HARRIS: Governor Perry -- Governor Perry, Governor Huntsman were not specific about names, but the two of you do have a difference of opinion about climate change. Just recently in New Hampshire, you said that weekly and even daily scientists are coming forward to question the idea that human activity is behind climate change. Which scientists have you found most credible on this subject?

PERRY: Well, I do agree that there is -- the science is -- is not settled on this. The idea that we would put Americans' economy at -- at -- at jeopardy based on scientific theory that's not settled yet, to me, is just -- is nonsense. I mean, it -- I mean -- and I tell somebody, I said, just because you have a group of scientists that have stood up and said here is the fact, Galileo got outvoted for a spell.

But the fact is, to put America's economic future in jeopardy, asking us to cut back in areas that would have monstrous economic impact on this country is not good economics and I will suggest to you is not necessarily good science. Find out what the science truly is before you start putting the American economy in jeopardy.

HARRIS: Just to follow up quickly. Tell us how you've done that.


Are there specific -- specific scientists or specific theories that you've found especially compelling, as you...

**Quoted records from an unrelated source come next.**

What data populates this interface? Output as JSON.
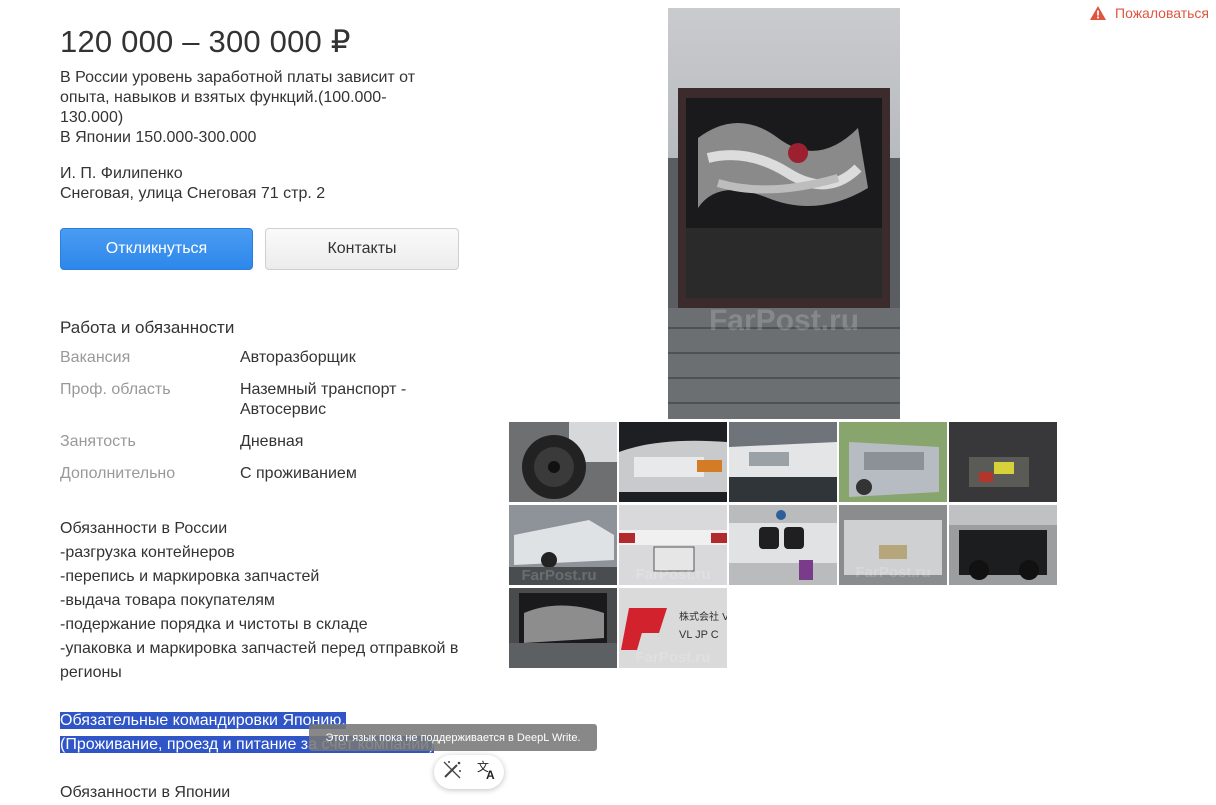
{
  "price": "120 000 – 300 000 ₽",
  "description": [
    "В России уровень заработной платы зависит от",
    "опыта, навыков и взятых функций.(100.000-",
    "130.000)",
    "В Японии 150.000-300.000"
  ],
  "contact": {
    "name": "И. П. Филипенко",
    "address": "Снеговая, улица Снеговая 71 стр. 2"
  },
  "buttons": {
    "respond": "Откликнуться",
    "contacts": "Контакты"
  },
  "complain": "Пожаловаться",
  "section_title": "Работа и обязанности",
  "properties": [
    {
      "key": "Вакансия",
      "value": "Авторазборщик"
    },
    {
      "key": "Проф. область",
      "value": "Наземный транспорт - Автосервис"
    },
    {
      "key": "Занятость",
      "value": "Дневная"
    },
    {
      "key": "Дополнительно",
      "value": "С проживанием"
    }
  ],
  "duties_russia": [
    "Обязанности в России",
    "-разгрузка контейнеров",
    "-перепись и маркировка запчастей",
    "-выдача товара покупателям",
    "-подержание порядка и чистоты в складе",
    "-упаковка и маркировка запчастей перед отправкой в",
    "регионы"
  ],
  "highlighted": [
    "Обязательные командировки Японию.",
    "(Проживание, проезд и питание за счет компании)"
  ],
  "duties_japan_title": "Обязанности в Японии",
  "tooltip": "Этот язык пока не поддерживается в DeepL Write.",
  "watermark": "FarPost.ru",
  "thumb_logo_text": [
    "株式会社 V",
    "VL JP C"
  ],
  "icons": {
    "complain": "warning-triangle-icon",
    "deepl_write": "magic-wand-icon",
    "deepl_translate": "translate-icon"
  },
  "colors": {
    "primary": "#2d87eb",
    "complain": "#e0553f",
    "highlight": "#2f55c6"
  }
}
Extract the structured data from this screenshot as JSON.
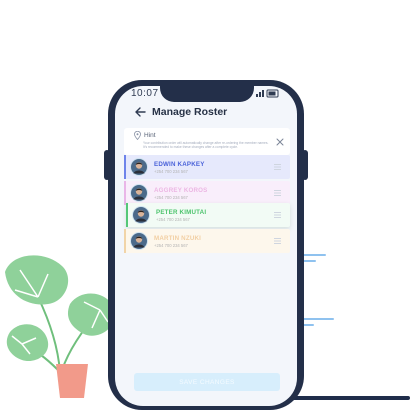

PERRY: Let me tell you what I find compelling, is what we've done in the state of Texas, using our ability to regulate our clean air. We cleaned up our air in the state of Texas, more than any other state in the nation during the decade. Nitrous oxide levels, down by 57 percent. Ozone levels down by 27 percent.

That's the way you need to do it, not by some scientist somewhere saying, "Here is what we think is happening out there." The fact of the matter is, the science is not settled on whether or not the climate change is being impacted by man to the point where we're going to put America's economics in jeopardy.